18. Options for local downloads

I understand why smart caching exists on iOS, especially for lower-capacity devices. But even so, I'd love the ability to mark certain files, photos, videos, music, or mail messages as "always-downloaded" — protecting them from getting cache cleared off the device And being forced to rely on the iCloud-stored version.

There are many reasons to want locally-stored files — going somewhere without Internet access, for instance — and while I appreciate Apple's desire to make things simpler for most users and ensure they don't eat up their storage space, it's also infuriating to those of us who need certain files readily available, Internet connection or no.

19. Turn Markup into its own app

It seems weird to have features like Markup live only inside Mail.

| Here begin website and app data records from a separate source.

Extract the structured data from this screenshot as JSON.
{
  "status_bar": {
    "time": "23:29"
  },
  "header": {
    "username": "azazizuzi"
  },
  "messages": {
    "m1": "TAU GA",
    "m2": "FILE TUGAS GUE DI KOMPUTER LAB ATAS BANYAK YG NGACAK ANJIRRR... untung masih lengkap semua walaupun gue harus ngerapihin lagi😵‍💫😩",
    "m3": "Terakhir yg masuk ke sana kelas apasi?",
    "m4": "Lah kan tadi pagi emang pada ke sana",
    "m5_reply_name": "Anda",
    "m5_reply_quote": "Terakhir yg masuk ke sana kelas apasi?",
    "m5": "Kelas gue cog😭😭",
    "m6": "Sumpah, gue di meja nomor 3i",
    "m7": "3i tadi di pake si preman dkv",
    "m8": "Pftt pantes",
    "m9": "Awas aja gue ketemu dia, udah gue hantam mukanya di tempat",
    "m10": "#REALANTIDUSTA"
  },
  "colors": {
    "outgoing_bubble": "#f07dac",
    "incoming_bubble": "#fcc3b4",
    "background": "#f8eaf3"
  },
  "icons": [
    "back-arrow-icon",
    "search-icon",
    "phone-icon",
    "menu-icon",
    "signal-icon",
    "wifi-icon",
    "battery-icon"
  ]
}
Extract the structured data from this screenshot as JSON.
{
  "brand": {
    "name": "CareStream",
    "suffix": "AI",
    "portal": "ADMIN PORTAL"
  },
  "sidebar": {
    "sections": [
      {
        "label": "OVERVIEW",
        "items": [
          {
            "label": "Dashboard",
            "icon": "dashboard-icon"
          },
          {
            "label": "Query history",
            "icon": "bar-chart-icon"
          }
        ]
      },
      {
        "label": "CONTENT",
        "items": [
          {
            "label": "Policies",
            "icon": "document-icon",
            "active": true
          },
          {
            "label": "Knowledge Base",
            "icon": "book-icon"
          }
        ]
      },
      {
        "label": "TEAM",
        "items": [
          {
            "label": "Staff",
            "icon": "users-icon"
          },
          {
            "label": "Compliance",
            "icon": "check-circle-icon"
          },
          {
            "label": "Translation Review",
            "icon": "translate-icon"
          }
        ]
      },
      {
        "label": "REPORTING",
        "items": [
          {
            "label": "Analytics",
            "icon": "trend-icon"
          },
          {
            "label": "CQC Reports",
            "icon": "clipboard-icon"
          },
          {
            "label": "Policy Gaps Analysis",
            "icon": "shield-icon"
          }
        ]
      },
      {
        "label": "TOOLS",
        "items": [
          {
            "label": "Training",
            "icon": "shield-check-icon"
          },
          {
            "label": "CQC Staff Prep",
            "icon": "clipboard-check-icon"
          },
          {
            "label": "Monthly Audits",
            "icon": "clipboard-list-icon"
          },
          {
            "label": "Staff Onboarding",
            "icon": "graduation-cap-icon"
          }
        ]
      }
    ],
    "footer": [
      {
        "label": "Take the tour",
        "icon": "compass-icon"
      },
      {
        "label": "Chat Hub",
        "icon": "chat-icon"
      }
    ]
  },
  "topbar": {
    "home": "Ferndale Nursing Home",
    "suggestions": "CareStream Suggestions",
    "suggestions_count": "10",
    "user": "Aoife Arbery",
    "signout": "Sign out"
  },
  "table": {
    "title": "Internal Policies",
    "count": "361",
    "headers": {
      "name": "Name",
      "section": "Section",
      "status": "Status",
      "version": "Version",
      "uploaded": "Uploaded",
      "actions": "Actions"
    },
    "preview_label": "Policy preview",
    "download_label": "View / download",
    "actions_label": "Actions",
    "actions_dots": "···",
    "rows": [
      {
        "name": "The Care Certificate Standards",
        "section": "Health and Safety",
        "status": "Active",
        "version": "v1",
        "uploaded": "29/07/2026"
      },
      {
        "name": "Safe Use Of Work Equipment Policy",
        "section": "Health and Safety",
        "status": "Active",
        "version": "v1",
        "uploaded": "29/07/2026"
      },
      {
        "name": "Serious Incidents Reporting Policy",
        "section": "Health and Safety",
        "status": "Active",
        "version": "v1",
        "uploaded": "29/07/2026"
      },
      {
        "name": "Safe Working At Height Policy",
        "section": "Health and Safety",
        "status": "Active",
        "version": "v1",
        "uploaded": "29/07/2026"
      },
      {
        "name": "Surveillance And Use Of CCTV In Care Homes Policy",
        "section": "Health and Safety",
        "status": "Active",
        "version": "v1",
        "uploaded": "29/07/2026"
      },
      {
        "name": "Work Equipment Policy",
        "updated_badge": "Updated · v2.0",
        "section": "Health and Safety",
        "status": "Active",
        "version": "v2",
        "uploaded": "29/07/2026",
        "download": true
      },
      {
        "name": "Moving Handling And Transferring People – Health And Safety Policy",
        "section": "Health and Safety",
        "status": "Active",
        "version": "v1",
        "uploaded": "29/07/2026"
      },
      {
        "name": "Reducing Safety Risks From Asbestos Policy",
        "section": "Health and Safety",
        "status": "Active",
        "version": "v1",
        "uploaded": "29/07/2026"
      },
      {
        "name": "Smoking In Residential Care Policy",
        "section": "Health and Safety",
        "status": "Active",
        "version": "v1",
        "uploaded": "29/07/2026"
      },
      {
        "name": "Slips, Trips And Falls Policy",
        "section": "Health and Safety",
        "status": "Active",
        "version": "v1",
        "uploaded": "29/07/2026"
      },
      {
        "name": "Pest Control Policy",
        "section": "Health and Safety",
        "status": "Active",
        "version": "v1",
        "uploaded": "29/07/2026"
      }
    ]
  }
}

I've been begging for a version of Preview on iOS for at least four years, and I'm doubling down on it for iOS 10: With features like Markup and more users than ever interested in viewing PDFs and marking up documents, it seems weird to have those features live only inside Mail. Instead, a system-wide Quick Look — powered by a new Preview app — would make the process more seamless and give power users a native app to work from. Preview on iPad Pro could also solve a lot of Mail's problems with properly displaying attachments and unzipping files.

Miscellaneous fixes

Like Apple's "tiny things you missed in this version of iOS" slide, I've got plenty of other nitpicks: Mail's terrible multi-folder search, permanently preventing websites from loading the mobile version of a page on the iPad Pro, updates to Pages and Numbers, and (in my dreams) mobile versions of Logic and Final Cut to pave the way for pro apps on the platform. But there are only so many engineers working on iOS 10 in Cupertino and only so many hours in the day and days in the year.

What are your biggest hopes for the next version of iOS and the iPad Pro? Let us know in the comments!